◆ **What is being asked**: List each line of the data that holds the string "screenshot", please.

- Opening Delimiter -

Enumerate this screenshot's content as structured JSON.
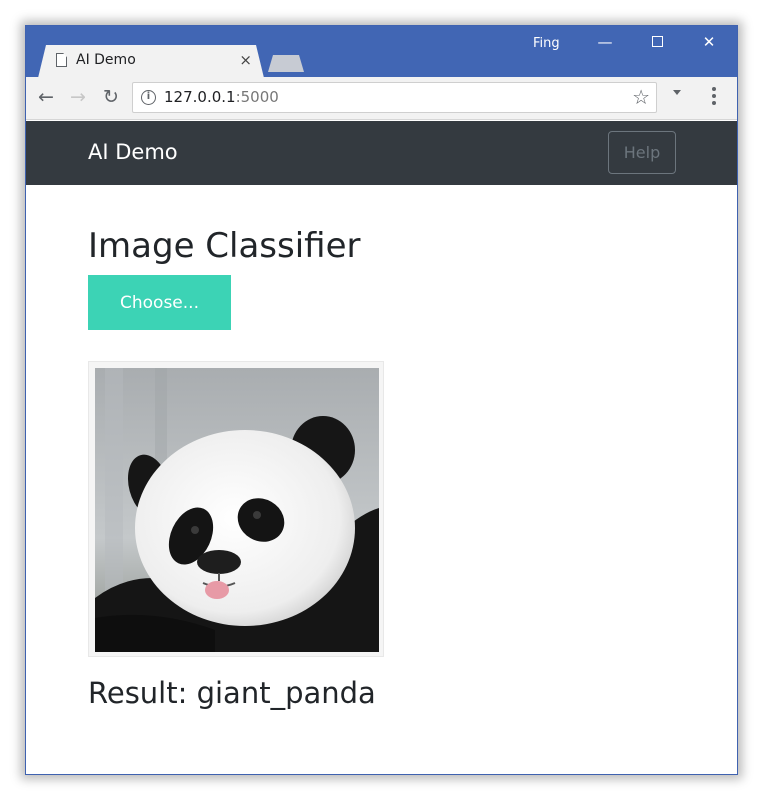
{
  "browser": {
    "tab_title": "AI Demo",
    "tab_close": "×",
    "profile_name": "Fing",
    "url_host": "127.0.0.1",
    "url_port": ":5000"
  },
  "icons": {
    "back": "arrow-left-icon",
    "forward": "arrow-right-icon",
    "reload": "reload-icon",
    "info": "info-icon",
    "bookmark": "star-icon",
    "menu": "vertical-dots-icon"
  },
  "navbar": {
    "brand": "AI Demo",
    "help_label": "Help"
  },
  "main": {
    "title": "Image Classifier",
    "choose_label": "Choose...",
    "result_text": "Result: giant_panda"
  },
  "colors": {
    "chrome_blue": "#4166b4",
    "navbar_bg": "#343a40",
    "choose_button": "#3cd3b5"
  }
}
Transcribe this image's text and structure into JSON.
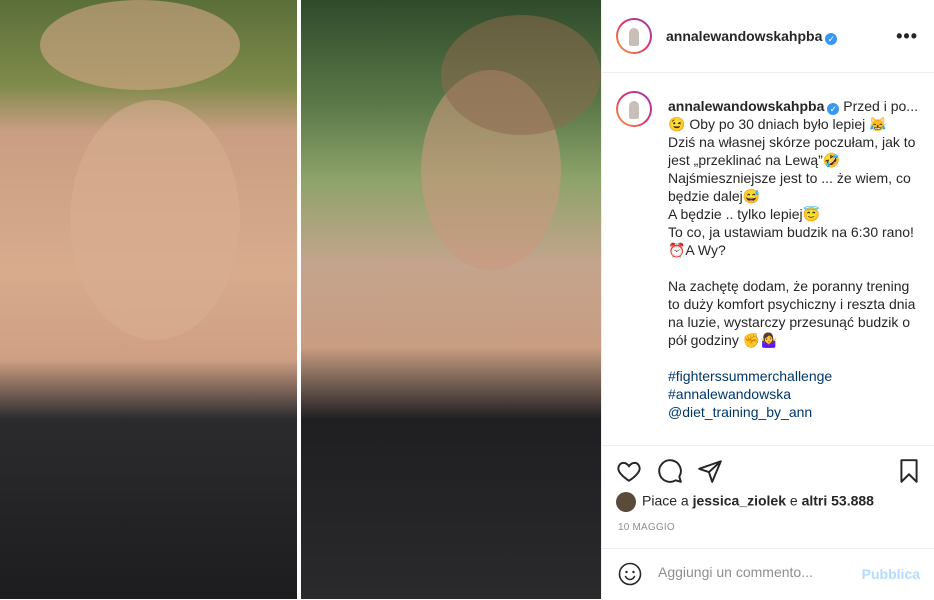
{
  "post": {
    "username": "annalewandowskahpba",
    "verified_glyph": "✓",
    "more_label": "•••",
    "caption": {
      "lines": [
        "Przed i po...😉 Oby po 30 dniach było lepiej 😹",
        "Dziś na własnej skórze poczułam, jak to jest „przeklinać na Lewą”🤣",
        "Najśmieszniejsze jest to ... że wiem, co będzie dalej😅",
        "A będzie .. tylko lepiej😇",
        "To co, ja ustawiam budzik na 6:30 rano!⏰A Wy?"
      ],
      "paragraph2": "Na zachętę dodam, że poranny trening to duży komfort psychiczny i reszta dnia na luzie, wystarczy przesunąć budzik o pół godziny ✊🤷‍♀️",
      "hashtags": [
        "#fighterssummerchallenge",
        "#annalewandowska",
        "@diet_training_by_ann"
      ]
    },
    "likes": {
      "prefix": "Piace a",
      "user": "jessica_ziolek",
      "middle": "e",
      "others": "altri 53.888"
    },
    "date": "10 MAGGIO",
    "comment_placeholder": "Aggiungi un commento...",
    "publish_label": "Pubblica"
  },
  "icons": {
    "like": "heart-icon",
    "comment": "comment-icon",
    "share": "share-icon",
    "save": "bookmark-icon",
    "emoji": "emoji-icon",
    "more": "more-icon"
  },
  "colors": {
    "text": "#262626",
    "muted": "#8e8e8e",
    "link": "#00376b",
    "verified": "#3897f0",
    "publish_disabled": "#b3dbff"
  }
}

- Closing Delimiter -
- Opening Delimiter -

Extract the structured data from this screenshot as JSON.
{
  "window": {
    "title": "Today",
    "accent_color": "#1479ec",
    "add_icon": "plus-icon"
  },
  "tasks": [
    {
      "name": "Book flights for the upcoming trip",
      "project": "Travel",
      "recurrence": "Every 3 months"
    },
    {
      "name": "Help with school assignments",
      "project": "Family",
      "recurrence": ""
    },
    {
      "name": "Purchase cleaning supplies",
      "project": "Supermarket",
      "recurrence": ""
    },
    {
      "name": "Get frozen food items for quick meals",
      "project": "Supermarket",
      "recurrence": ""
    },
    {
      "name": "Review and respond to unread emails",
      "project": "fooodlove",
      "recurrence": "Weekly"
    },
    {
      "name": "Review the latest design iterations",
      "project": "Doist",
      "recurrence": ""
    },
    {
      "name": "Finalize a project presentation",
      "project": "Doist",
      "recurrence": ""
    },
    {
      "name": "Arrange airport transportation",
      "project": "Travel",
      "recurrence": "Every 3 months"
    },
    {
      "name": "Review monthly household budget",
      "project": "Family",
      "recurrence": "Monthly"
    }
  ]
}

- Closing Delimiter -

◆ **Task response**:
Enumerate this screenshot's content as structured JSON.
Extract the structured data from this screenshot as JSON.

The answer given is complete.